Task to complete: Copy out every line of the data that has the word "true" somewhere in it.
- - -
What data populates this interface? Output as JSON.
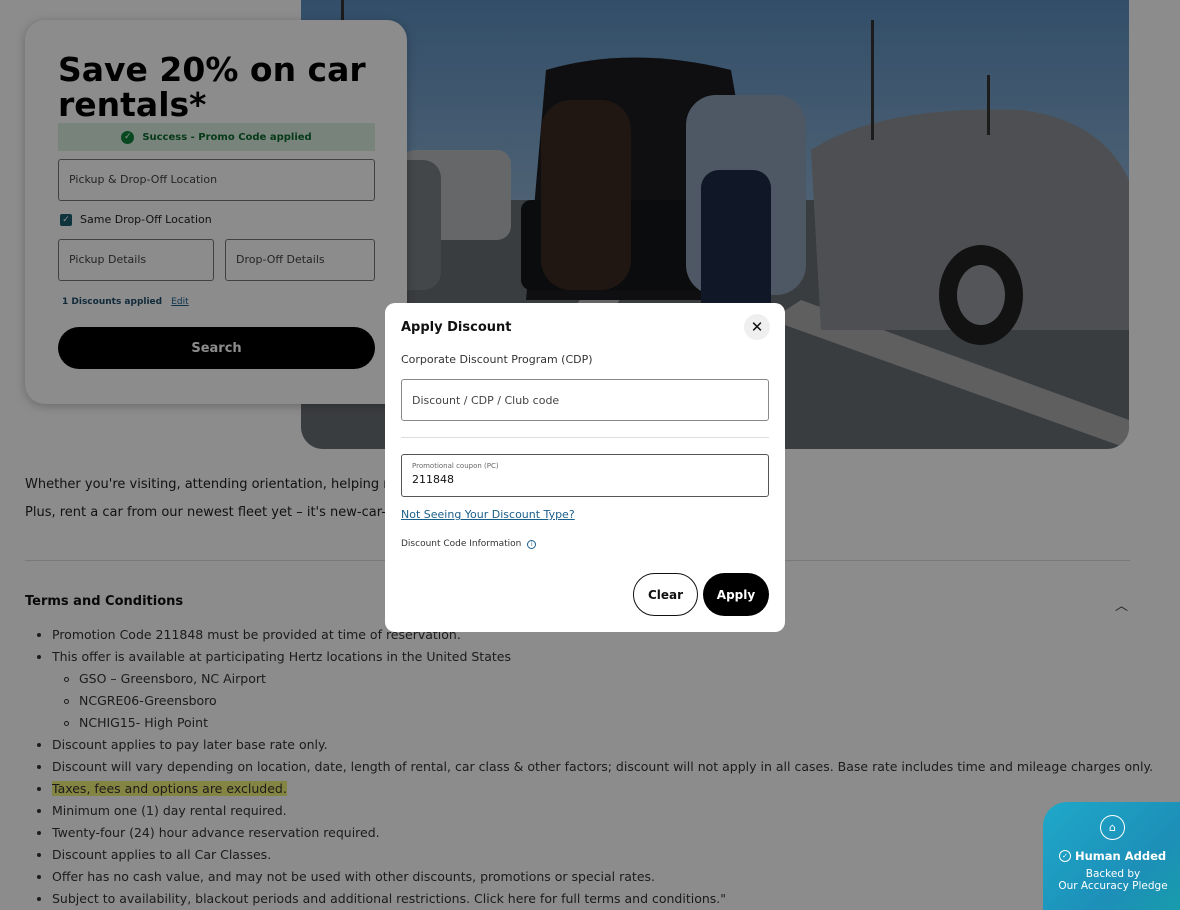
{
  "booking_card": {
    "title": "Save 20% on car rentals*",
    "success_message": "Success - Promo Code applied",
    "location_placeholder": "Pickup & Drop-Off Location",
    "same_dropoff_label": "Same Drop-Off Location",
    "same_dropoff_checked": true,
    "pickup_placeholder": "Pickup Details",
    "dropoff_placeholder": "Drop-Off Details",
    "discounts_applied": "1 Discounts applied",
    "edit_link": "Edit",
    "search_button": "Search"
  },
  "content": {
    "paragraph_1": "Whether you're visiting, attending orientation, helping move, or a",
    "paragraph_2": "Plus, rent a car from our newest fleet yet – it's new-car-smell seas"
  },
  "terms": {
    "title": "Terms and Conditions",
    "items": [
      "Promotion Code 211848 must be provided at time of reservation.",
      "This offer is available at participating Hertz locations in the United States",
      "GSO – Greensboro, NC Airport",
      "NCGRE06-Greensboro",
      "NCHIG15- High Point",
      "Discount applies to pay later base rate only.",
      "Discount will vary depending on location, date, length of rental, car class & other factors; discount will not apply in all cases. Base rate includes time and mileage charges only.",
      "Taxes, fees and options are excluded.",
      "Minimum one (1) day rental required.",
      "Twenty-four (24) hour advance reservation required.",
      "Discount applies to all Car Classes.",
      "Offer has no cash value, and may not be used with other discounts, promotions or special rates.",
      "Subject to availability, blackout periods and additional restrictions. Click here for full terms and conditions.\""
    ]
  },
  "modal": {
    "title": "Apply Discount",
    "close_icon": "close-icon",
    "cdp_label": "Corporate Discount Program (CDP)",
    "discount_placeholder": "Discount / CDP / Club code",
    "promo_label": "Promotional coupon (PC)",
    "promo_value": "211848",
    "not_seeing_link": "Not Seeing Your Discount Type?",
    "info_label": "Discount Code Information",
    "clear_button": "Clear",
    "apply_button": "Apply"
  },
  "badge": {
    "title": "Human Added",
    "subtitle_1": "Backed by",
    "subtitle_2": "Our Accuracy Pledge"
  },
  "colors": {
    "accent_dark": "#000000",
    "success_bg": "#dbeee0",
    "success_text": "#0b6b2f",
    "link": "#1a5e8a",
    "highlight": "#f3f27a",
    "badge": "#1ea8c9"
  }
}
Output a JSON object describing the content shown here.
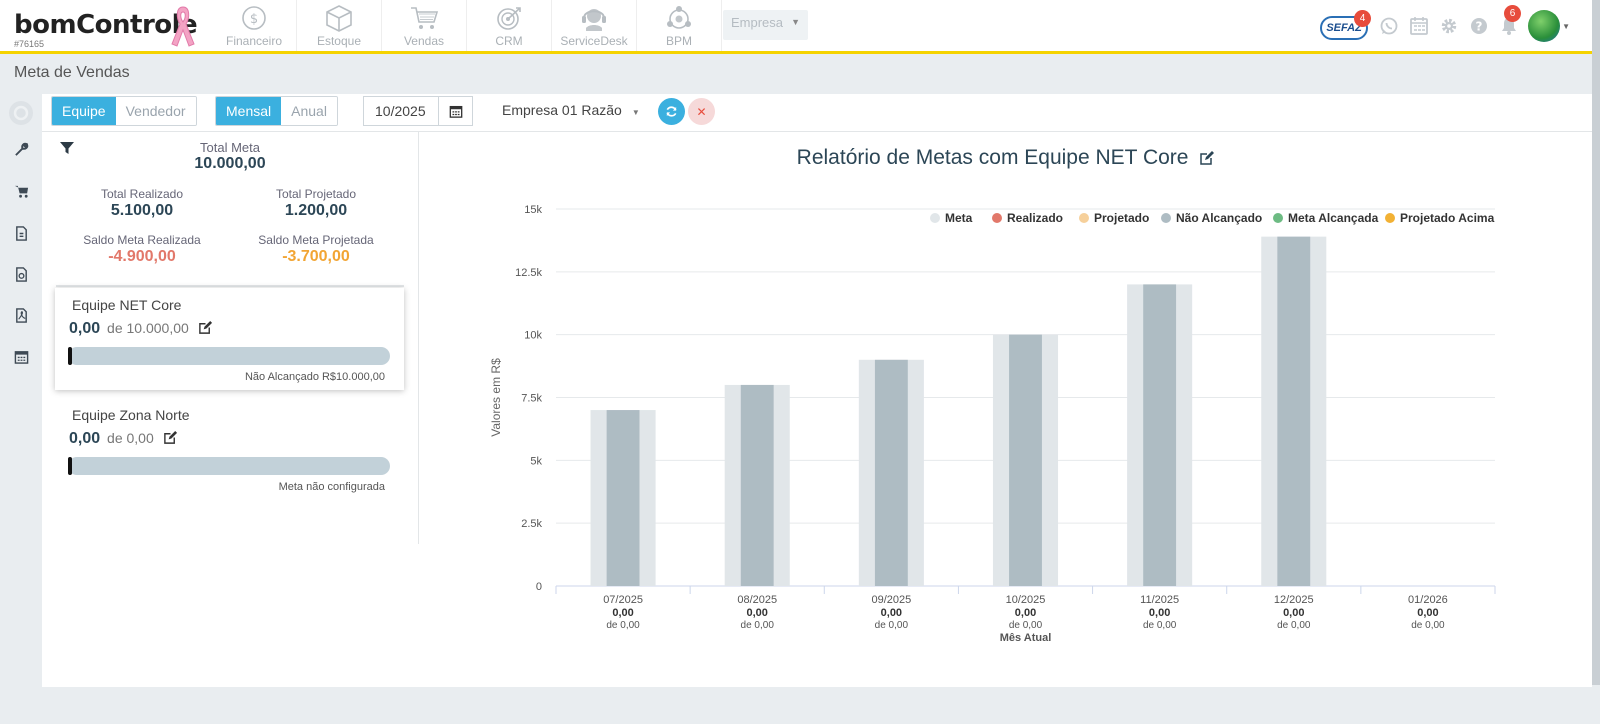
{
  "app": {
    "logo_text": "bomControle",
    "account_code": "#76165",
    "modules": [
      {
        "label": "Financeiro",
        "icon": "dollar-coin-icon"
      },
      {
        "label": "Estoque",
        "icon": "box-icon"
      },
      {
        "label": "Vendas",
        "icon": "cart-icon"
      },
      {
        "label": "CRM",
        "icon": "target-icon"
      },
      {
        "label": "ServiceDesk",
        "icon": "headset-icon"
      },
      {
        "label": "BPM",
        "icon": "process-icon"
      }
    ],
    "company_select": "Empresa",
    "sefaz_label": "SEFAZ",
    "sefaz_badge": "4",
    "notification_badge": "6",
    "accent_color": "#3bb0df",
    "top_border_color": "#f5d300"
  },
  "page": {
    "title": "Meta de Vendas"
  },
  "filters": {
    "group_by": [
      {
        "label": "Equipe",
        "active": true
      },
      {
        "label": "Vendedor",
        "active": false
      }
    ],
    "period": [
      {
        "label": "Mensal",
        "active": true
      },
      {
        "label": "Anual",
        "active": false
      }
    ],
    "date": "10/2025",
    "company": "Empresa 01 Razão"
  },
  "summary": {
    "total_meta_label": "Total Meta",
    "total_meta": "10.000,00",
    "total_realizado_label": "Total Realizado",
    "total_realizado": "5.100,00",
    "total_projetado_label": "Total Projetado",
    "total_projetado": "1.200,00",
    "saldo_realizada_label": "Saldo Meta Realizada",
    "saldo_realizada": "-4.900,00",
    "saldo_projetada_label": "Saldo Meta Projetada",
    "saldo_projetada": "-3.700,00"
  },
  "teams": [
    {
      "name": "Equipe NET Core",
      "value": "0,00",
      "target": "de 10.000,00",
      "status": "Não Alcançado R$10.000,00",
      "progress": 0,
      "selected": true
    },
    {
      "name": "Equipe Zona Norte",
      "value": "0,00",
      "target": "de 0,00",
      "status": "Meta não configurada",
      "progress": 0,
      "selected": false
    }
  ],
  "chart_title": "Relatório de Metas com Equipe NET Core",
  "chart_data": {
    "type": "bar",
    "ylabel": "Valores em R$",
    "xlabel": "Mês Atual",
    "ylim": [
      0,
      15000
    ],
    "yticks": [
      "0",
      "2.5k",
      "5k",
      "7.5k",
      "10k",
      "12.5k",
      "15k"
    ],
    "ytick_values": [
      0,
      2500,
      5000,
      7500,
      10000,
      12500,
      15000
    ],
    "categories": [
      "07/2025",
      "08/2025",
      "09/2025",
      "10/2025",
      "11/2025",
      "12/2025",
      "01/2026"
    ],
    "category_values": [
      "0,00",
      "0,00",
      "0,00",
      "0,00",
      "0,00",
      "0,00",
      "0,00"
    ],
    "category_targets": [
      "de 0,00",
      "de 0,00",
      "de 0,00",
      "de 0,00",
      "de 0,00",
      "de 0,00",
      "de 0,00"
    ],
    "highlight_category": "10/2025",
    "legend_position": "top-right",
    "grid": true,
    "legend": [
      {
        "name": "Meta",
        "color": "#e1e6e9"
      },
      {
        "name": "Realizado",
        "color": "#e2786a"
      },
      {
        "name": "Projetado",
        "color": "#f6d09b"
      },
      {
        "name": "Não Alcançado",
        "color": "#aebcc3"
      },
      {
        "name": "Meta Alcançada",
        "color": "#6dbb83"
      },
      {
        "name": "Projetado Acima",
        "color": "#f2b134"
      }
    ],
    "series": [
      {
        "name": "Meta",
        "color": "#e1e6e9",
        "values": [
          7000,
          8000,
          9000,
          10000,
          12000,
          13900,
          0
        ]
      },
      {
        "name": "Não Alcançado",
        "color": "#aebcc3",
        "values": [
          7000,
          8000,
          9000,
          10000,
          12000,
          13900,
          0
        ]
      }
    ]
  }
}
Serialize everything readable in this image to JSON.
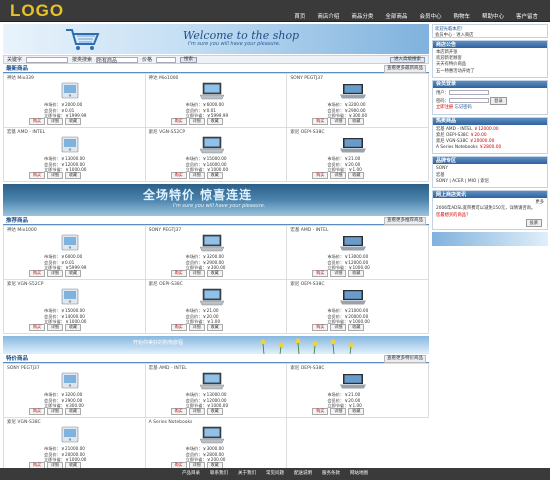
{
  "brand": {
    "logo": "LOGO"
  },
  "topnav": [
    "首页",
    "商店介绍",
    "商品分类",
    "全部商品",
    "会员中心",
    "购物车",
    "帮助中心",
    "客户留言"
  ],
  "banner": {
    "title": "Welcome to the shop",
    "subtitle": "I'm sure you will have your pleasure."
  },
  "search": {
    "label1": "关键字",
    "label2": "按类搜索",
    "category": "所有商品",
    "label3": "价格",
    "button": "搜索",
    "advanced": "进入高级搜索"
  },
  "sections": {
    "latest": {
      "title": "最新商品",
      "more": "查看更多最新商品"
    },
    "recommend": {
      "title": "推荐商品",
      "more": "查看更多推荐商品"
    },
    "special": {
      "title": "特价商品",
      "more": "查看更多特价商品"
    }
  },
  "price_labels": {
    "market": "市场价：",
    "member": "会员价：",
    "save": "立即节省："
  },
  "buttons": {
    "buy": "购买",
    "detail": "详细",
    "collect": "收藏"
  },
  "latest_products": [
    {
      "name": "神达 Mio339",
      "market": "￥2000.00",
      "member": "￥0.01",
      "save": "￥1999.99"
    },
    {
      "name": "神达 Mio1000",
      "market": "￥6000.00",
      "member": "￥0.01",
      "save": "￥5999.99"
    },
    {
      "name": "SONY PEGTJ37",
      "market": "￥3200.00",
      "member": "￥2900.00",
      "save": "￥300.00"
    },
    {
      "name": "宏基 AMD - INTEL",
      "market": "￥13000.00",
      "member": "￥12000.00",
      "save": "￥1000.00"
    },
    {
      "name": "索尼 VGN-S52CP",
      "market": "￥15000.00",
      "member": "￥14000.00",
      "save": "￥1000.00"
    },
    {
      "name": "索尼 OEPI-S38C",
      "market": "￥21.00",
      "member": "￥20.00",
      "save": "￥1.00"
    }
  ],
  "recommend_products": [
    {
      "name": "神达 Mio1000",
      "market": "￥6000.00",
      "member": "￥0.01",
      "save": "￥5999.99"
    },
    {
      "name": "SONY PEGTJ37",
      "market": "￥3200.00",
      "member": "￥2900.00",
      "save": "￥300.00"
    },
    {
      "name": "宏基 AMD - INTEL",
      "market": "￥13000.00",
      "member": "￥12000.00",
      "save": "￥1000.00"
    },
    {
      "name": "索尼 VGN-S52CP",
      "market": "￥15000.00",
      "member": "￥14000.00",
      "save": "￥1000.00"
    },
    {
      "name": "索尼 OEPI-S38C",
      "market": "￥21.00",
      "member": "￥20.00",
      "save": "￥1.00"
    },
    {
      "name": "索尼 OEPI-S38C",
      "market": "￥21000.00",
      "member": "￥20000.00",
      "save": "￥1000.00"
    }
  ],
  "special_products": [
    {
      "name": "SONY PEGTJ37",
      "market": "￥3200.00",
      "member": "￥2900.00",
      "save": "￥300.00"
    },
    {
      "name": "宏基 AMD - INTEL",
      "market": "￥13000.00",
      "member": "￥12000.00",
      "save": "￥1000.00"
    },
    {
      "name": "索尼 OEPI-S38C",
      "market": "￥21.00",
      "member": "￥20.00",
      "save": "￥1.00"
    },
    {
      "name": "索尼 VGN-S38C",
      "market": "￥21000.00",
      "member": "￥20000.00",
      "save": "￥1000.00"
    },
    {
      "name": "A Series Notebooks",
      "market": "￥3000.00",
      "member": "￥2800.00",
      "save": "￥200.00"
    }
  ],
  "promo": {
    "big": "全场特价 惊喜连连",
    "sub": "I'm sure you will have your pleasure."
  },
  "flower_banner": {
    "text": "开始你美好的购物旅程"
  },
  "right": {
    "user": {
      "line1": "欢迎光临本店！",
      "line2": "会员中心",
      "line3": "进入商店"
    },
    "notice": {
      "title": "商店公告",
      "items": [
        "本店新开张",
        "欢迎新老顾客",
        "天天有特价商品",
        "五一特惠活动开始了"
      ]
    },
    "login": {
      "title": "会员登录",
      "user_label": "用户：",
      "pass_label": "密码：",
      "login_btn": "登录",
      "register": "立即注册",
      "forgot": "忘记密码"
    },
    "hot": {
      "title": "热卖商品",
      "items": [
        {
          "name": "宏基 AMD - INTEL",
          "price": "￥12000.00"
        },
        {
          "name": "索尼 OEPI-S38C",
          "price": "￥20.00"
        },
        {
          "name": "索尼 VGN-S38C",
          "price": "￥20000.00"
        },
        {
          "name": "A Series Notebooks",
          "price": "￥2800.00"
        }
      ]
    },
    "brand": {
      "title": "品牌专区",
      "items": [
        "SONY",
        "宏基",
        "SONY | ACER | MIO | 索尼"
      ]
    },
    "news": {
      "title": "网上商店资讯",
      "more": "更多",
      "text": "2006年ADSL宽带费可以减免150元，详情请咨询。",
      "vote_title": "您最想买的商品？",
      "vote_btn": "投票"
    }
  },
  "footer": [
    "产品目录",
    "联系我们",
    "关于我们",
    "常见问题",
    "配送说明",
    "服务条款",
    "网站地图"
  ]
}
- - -
Expected answer:
    "same_dropoff_checked": true,
        "active": true
        "active": true
      "selected": true
    "grid": true,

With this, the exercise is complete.